#### [Aim of the task]
Where the word "emoji" shows up in the entries below, please copy the whole line.

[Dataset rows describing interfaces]
· · ·
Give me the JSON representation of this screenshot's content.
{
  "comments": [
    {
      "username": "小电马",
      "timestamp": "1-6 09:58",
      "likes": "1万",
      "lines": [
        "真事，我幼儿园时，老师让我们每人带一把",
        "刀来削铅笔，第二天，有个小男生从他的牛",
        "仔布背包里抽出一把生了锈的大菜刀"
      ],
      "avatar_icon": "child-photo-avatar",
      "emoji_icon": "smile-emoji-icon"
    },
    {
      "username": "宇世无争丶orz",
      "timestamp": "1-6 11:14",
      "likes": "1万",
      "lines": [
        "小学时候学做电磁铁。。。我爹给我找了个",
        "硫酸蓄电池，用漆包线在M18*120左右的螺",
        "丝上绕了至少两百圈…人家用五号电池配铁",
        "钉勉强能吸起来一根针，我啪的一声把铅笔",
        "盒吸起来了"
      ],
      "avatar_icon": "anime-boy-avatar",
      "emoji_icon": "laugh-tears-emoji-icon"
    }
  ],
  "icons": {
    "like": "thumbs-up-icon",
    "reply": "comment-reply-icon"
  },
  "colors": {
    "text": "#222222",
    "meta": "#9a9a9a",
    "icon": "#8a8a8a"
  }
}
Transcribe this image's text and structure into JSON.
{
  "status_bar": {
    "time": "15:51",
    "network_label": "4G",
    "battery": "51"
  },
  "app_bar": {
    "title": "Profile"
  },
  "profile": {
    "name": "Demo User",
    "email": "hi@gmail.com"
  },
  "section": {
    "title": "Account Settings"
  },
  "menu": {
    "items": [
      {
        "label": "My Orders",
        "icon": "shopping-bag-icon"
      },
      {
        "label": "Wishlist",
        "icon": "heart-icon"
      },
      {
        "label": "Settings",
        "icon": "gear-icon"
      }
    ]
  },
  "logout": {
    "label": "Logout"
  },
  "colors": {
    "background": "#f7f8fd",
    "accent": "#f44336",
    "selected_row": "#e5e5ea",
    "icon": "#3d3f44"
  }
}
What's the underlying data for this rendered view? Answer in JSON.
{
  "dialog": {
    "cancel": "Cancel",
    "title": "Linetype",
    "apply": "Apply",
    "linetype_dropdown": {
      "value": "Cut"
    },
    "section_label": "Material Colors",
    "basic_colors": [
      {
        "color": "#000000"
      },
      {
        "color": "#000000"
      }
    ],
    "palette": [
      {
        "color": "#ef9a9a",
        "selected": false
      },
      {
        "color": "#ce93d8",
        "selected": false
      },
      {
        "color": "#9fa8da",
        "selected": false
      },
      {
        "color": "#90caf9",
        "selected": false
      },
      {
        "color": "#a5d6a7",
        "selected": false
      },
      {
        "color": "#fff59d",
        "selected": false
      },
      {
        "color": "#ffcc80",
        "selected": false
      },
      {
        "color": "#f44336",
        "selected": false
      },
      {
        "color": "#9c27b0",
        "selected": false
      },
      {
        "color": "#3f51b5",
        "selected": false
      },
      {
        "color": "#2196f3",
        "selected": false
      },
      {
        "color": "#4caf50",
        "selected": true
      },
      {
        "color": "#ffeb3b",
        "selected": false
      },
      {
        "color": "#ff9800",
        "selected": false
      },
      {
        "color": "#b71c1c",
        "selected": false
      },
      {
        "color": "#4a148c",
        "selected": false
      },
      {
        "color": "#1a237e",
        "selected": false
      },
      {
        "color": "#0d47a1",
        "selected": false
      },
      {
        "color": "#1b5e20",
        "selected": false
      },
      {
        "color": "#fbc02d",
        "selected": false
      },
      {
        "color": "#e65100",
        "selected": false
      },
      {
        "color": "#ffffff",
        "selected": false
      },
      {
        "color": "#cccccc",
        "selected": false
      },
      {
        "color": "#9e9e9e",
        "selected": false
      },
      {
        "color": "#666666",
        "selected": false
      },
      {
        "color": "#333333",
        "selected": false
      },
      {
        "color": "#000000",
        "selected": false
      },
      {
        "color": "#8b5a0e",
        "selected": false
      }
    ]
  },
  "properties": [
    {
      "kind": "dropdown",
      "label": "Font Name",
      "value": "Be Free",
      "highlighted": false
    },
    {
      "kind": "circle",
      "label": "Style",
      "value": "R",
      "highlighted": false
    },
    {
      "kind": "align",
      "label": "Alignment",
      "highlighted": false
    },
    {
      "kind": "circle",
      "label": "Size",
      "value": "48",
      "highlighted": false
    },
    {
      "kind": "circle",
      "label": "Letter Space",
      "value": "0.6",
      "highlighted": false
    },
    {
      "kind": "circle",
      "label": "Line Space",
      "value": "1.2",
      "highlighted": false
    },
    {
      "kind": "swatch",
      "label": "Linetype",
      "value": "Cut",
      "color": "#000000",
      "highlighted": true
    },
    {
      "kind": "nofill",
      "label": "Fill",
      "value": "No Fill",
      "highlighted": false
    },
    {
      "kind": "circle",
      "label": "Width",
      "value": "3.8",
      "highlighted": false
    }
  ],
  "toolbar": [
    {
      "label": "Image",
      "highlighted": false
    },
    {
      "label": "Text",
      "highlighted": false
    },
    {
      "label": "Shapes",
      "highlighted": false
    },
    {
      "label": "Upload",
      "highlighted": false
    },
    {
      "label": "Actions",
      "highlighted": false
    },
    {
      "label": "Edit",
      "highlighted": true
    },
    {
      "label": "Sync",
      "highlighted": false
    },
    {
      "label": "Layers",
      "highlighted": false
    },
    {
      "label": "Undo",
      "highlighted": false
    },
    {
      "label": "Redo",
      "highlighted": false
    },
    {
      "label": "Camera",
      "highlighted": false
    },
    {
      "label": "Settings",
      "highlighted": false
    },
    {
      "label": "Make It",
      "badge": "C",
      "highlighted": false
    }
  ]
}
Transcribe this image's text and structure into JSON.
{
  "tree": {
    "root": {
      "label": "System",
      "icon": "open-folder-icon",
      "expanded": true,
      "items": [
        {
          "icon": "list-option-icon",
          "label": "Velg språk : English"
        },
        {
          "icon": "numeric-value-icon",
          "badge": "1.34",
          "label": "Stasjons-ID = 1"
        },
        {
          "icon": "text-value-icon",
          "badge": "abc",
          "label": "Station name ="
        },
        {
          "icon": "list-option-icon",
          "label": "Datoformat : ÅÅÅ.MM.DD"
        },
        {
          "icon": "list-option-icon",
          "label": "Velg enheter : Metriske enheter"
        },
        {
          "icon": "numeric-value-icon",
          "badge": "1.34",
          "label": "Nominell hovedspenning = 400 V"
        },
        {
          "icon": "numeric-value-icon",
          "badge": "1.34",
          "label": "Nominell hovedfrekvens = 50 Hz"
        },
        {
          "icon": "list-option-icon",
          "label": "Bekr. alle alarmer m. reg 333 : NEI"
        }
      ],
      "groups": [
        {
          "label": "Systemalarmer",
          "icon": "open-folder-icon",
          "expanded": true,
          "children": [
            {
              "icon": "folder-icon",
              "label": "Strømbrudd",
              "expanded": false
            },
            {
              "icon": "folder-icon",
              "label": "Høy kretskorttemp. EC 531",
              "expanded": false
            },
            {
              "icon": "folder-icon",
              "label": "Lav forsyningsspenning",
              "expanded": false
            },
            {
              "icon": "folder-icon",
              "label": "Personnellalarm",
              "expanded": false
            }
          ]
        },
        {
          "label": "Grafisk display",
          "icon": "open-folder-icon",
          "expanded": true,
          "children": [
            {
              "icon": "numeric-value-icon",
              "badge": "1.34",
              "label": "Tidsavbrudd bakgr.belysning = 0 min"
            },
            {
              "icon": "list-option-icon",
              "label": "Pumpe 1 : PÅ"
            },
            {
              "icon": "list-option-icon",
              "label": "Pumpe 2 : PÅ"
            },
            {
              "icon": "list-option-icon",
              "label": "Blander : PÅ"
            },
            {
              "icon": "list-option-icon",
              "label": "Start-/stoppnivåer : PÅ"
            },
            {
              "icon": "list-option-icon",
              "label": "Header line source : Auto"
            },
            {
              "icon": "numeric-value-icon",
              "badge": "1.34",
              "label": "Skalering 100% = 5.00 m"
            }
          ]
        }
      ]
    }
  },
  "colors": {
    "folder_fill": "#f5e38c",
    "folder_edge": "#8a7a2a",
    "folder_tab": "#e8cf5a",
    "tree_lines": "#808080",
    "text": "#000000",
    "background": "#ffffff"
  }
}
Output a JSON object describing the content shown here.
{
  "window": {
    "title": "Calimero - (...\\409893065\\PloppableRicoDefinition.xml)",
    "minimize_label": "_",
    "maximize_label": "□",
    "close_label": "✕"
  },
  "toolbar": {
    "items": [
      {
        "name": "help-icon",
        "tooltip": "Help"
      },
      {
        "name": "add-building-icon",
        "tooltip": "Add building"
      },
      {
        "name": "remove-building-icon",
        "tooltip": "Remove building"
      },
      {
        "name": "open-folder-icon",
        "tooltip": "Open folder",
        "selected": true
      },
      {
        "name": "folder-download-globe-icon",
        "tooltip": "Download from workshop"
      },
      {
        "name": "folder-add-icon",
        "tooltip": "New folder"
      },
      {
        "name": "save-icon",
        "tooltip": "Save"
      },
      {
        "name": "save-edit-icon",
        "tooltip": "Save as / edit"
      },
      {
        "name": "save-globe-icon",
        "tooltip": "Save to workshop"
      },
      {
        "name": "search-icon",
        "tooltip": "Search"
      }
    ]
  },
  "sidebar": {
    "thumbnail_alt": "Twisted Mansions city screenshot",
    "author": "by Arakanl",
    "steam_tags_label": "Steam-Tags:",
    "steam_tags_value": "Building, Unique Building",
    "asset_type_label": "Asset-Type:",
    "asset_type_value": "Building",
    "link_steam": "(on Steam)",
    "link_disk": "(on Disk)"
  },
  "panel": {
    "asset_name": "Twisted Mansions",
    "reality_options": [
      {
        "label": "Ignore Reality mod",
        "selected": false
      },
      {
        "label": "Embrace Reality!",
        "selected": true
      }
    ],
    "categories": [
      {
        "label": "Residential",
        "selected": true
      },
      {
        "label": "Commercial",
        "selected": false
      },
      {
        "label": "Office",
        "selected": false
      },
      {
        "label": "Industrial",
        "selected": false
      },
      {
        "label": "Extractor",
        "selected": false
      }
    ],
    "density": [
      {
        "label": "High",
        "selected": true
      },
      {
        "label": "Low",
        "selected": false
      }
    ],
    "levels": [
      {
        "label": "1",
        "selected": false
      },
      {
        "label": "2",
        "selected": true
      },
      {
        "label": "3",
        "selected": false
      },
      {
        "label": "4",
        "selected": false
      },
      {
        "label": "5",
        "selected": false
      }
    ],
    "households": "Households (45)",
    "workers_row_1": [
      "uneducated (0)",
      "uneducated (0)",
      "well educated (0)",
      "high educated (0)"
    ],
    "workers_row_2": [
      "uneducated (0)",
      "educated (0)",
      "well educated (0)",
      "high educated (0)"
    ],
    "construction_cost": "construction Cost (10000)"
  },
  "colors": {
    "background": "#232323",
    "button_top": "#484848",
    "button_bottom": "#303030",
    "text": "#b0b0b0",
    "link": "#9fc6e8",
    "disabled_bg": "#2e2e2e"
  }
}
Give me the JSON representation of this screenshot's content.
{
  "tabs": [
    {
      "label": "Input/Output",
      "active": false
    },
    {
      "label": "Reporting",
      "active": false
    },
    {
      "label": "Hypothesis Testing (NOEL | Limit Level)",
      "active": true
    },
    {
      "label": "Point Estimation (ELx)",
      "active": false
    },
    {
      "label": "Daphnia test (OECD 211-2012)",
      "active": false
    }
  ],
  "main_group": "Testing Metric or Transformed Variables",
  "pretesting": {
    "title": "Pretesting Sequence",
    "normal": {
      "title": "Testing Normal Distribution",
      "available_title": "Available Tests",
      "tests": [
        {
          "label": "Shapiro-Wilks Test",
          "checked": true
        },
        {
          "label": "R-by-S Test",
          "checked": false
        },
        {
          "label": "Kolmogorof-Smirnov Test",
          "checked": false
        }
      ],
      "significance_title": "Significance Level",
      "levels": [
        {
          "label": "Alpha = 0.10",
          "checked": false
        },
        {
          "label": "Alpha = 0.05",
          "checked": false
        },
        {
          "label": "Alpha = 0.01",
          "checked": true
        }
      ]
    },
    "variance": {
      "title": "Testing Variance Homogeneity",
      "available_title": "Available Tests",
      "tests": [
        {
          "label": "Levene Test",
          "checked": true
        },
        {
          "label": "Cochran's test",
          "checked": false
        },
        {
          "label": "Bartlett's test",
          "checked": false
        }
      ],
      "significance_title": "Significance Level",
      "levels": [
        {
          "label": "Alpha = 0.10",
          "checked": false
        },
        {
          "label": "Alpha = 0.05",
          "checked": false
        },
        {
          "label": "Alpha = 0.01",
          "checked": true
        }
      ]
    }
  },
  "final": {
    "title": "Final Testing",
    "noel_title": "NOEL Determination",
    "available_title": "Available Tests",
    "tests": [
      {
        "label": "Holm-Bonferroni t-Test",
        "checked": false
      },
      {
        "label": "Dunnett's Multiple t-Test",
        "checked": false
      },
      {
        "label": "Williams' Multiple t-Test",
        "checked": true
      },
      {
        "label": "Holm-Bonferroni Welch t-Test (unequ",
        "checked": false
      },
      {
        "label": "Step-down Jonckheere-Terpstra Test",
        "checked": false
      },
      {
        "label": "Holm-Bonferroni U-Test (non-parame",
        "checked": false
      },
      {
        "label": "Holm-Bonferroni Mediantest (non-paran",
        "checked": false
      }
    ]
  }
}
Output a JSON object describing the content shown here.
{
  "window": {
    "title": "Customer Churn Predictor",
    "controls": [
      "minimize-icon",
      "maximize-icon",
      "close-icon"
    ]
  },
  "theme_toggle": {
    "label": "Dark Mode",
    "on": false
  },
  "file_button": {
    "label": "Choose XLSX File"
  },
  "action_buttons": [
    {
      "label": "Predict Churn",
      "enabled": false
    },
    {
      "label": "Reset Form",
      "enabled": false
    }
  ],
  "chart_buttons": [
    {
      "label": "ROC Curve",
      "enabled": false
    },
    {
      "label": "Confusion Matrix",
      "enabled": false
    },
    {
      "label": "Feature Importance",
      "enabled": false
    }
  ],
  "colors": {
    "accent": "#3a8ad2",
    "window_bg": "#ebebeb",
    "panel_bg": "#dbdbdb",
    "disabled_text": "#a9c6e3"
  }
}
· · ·
#### [Solution to this task]
      "emoji_icon": "smile-emoji-icon"
      "emoji_icon": "laugh-tears-emoji-icon"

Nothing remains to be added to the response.